Thanks for all the well wishes for my mom and her recovery. She says thanks.
Situational awareness: A bipartisan group of state attorneys general, led by New York, is opening an antitrust investigation of Facebook.
Today's Smart Brevity count: 1,313 words, a 5 minute read.
Apple's Arcade service relies on an Apple device and is probably most appealing if you have several of them. Screenshot: Apple.com
Many of Apple's latest products and services share a common goal for the company: increasing customers' dependence on the iPhone. As Apple prepares to unveil its latest generation of iPhones next Tuesday, this "ecosystem" strategy is more pronounced than ever.
Why it matters: With the smartphone market stalling, Apple needs to find other ways to make money while also maintaining its share of the market. This approach serves both goals.
How it works: When iPhone customers buy a set of AirPods or sign up for the company's new credit card, they are not only adding lucrative revenue to the company's bottom line, they are also making it more likely that they'll stick with the iPhone for their next device.
A number of Apple's recent and forthcoming products play to this dynamic.
History lesson: This ecosystem strategy dates back in some ways to when Apple introduced the iPod in 2001. At the time, iPod sales helped boost the Mac in what was dubbed the "halo effect," and it was two years before Apple introduced a Windows version of its iTunes software.
Yes, but: In order for the ecosystem benefit to kick in, the latest device has to be compelling on its own. The HomePod is one area where Apple's Apple-first mentality appears to be limiting the company's sales, as its voice-driven home device competes with more full-featured rivals that use Google's Assistant or Amazon's Alexa.
What's next: Apple is set to unveil the next generation of iPhones at an event Tuesday. It will be worth watching what other devices and services accompany the new phones.
A new study suggests Americans trust law enforcement more than advertisers or tech companies to use facial recognition responsibly, though many are skeptical of all three groups.
Why it matters: There is a growing debate over the appropriate use of facial recognition, while few laws exist in the U.S. over how and where the technology can be used. Even some tech companies say it is time for Congress to set some rules.
The release of the study comes the same day that 30 new groups have joined Fight for the Future's push to ban law enforcement use of facial recognition.

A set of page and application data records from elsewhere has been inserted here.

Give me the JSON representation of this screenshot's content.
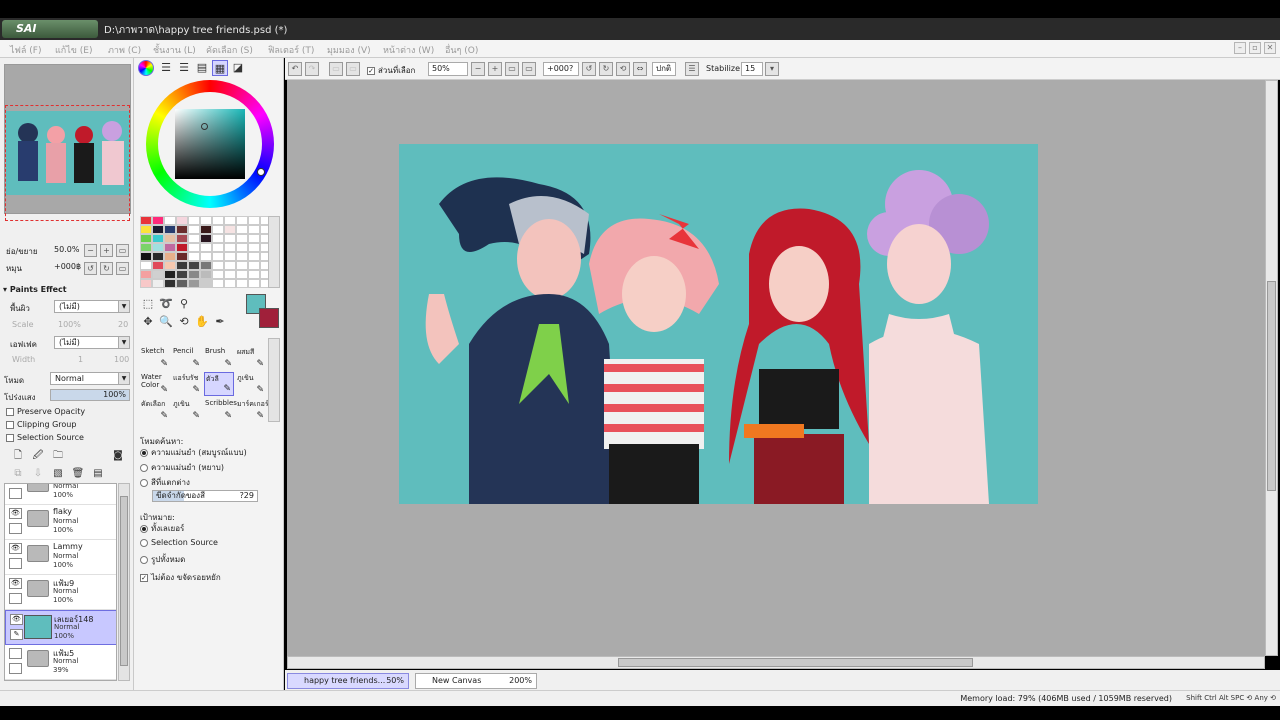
{
  "app": {
    "name": "SAI",
    "title": "D:\\ภาพวาด\\happy tree friends.psd (*)"
  },
  "menu": [
    "ไฟล์ (F)",
    "แก้ไข (E)",
    "ภาพ (C)",
    "ชั้นงาน (L)",
    "คัดเลือก (S)",
    "ฟิลเตอร์ (T)",
    "มุมมอง (V)",
    "หน้าต่าง (W)",
    "อื่นๆ (O)"
  ],
  "navigator": {
    "zoom_label": "ย่อ/ขยาย",
    "zoom": "50.0%",
    "rotate_label": "หมุน",
    "rotate": "+000฿"
  },
  "paint_effects": {
    "header": "Paints Effect",
    "texture_label": "พื้นผิว",
    "texture_value": "(ไม่มี)",
    "scale_label": "Scale",
    "scale_value": "100%",
    "scale_num": "20",
    "effect_label": "เอฟเฟค",
    "effect_value": "(ไม่มี)",
    "width_label": "Width",
    "width_num1": "1",
    "width_num2": "100"
  },
  "blend": {
    "mode_label": "โหมด",
    "mode_value": "Normal",
    "opacity_label": "โปร่งแสง",
    "opacity_value": "100%",
    "opacity_fraction": 1.0
  },
  "checkboxes": [
    "Preserve Opacity",
    "Clipping Group",
    "Selection Source"
  ],
  "layers": [
    {
      "name": "",
      "mode": "Normal",
      "opacity": "100%",
      "visible": false,
      "folder": true
    },
    {
      "name": "flaky",
      "mode": "Normal",
      "opacity": "100%",
      "visible": true,
      "folder": true
    },
    {
      "name": "Lammy",
      "mode": "Normal",
      "opacity": "100%",
      "visible": true,
      "folder": true
    },
    {
      "name": "แฟ้ม9",
      "mode": "Normal",
      "opacity": "100%",
      "visible": true,
      "folder": true
    },
    {
      "name": "เลเยอร์148",
      "mode": "Normal",
      "opacity": "100%",
      "visible": true,
      "folder": false,
      "selected": true
    },
    {
      "name": "แฟ้ม5",
      "mode": "Normal",
      "opacity": "39%",
      "visible": false,
      "folder": true
    }
  ],
  "brushes": [
    "Sketch",
    "Pencil",
    "Brush",
    "ผสมสี",
    "Water Color",
    "แอร์บรัช",
    "ตัวลี",
    "ภูเขิน",
    "คัดเลือก",
    "ภูเขิน",
    "Scribbles",
    "มาร์คเกอร์"
  ],
  "fill_options": {
    "mode_label": "โหมดค้นหา:",
    "radio1": "ความแม่นยำ (สมบูรณ์แบบ)",
    "radio2": "ความแม่นยำ (หยาบ)",
    "radio3": "สีที่แตกต่าง",
    "tolerance_label": "ขีดจำกัดของสี",
    "tolerance_value": "?29",
    "target_label": "เป้าหมาย:",
    "t1": "ทั้งเลเยอร์",
    "t2": "Selection Source",
    "t3": "รูปทั้งหมด",
    "antialias": "ไม่ต้อง ขจัดรอยหยัก"
  },
  "toolbar": {
    "selection_check": "ส่วนที่เลือก",
    "zoom": "50%",
    "rotation": "+000?",
    "mode": "ปกติ",
    "stabilize_label": "Stabilize",
    "stabilize_value": "15"
  },
  "doc_tabs": [
    {
      "name": "happy tree friends...",
      "zoom": "50%",
      "active": true
    },
    {
      "name": "New Canvas",
      "zoom": "200%",
      "active": false
    }
  ],
  "status": {
    "memory": "Memory load: 79% (406MB used / 1059MB reserved)",
    "keys": "Shift Ctrl Alt SPC ⟲ Any ⟲"
  },
  "colors": {
    "canvas_bg": "#5fbdbd",
    "accent": "#8a8ae0",
    "primary_color": "#5fbdbd",
    "secondary_color": "#a0203a"
  },
  "palette": [
    "#e8343a",
    "#ff2a7a",
    "#fff",
    "#f5d6de",
    "#fff",
    "#fff",
    "#fff",
    "#fff",
    "#fff",
    "#fff",
    "#fff",
    "#fbe33a",
    "#1a1a2e",
    "#283c6e",
    "#6a2e2e",
    "#fff",
    "#3a1a1a",
    "#fff",
    "#f6e3e3",
    "#fff",
    "#fff",
    "#fff",
    "#6ad04a",
    "#3acacf",
    "#e6c0a6",
    "#a84a54",
    "#fff",
    "#2a1620",
    "#fff",
    "#fff",
    "#fff",
    "#fff",
    "#fff",
    "#7bd36a",
    "#a0e0e0",
    "#c06aa0",
    "#c01a2a",
    "#fff",
    "#fff",
    "#fff",
    "#fff",
    "#fff",
    "#fff",
    "#fff",
    "#111",
    "#2a2a2a",
    "#e8b08a",
    "#6a2a2a",
    "#fff",
    "#fff",
    "#fff",
    "#fff",
    "#fff",
    "#fff",
    "#fff",
    "#fff",
    "#e04a5a",
    "#f6c9b0",
    "#3a3a3a",
    "#444",
    "#777",
    "#fff",
    "#fff",
    "#fff",
    "#fff",
    "#fff",
    "#f3a0a0",
    "#d0d0d0",
    "#202020",
    "#404040",
    "#888",
    "#bbb",
    "#fff",
    "#fff",
    "#fff",
    "#fff",
    "#fff",
    "#f8c8c8",
    "#eee",
    "#303030",
    "#606060",
    "#999",
    "#ccc",
    "#fff",
    "#fff",
    "#fff",
    "#fff",
    "#fff"
  ]
}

Big tech companies like Google and Facebook, as well as newer direct-to-consumer (DTC) tech upstarts like Away and Peloton, are driving advertising growth for legacy industries, like traditional television and out-of-home (billboard) companies.
Why it matters: The very industry that's upending legacy media companies is also the one that's keeping their ad businesses afloat, Axios Media Trends expert Sara Fischer writes.

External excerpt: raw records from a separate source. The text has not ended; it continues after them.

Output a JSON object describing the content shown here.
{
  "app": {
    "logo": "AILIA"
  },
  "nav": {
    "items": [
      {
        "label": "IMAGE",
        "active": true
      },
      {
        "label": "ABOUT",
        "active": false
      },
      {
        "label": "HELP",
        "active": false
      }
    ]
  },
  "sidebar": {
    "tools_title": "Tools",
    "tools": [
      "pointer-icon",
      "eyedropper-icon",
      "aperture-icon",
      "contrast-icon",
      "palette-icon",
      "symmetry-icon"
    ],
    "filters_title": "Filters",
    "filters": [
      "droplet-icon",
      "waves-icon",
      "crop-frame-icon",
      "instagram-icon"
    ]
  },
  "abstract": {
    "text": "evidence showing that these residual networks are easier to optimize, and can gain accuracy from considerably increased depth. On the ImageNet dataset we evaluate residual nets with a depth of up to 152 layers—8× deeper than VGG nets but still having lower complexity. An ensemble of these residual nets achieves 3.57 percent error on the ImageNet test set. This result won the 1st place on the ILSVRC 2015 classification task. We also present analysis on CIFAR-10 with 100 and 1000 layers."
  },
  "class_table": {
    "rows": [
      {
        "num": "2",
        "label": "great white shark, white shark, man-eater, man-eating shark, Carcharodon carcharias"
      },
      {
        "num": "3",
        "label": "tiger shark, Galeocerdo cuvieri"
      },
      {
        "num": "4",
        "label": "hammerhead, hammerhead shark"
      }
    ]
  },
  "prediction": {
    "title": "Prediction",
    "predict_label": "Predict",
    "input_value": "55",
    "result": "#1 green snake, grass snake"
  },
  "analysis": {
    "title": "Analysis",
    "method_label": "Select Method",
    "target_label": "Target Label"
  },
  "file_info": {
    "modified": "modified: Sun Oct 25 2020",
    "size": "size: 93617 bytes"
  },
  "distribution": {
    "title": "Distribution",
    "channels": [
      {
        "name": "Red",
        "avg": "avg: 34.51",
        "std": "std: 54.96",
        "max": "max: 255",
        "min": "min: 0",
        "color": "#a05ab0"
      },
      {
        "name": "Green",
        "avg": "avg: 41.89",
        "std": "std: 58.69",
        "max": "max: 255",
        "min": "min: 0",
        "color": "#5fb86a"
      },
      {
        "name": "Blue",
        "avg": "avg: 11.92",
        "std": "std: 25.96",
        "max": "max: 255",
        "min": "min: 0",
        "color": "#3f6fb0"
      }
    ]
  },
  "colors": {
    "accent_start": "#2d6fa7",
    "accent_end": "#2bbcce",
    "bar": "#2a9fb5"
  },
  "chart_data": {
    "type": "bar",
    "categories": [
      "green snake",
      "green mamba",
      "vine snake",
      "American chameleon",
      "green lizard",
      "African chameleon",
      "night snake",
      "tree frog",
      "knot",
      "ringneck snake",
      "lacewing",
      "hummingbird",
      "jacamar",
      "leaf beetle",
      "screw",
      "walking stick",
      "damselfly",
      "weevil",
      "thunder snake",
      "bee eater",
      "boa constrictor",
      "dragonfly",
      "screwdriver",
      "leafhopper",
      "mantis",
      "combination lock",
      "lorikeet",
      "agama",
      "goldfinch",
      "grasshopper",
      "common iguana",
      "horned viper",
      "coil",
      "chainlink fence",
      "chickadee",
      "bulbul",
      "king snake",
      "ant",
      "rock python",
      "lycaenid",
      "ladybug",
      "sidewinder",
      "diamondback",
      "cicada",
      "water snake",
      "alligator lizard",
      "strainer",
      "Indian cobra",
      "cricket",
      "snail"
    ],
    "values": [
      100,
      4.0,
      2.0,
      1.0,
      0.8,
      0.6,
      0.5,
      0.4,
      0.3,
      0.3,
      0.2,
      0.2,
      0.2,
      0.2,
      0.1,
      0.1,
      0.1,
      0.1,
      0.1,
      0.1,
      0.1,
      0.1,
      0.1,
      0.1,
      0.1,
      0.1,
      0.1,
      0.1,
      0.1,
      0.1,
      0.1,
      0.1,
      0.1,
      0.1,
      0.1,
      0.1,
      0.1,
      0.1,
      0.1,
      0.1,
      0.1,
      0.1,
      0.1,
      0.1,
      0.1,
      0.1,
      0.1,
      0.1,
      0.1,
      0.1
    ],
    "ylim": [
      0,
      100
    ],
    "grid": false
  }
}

Driving the news: Out-of-home (OOH) advertising grew by high-single digits for the third consecutive quarter during Q2 of this year, according to Vincent Letang, executive vice president and director of global forecasting for Magna Global, the media buying unit of global ad agency IPG.

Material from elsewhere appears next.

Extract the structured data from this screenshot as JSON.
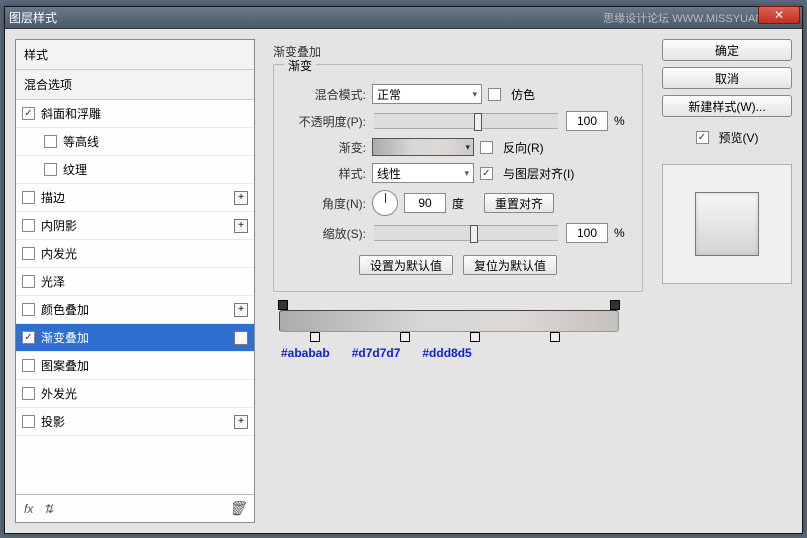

Television networks are also seeing increases, thanks in large part to the commercial spending by tech rivals on linear channels. Both broadcast and cable networks saw their ad businesses grow and stabilize, respectively, last quarter, due in part to the investments made by big tech companies with heavy pockets.
Be smart: The investments being made by big tech companies and newer companies that are just beginning to join the TV advertising market are a reflection of a healthy economy.
Yes, but: Wieser notes that as these mega-companies mature, their growth rate, and thus ad spend growth rate, is also likely to slow, which could cut ad growth for the rest of the advertising ecosystem.
Flashback: In the late 90s, spending by dot-com-era tech companies flooded print outlets, particularly magazines and newspapers, with cash. When that market collapsed at the turn of the millennium, print began a long decline that hasn't yet ended.
An Android tablet running in "ambient mode." Photo: Google
Among the ones that caught my eye:
Why it matters: Not only is IFA one of the biggest consumer electronics trade shows in the world, but its early fall timing means it is a key launch point for devices that will arrive before the holidays.
Step aside, Dumbo. Check out this one-month-old baby elephant.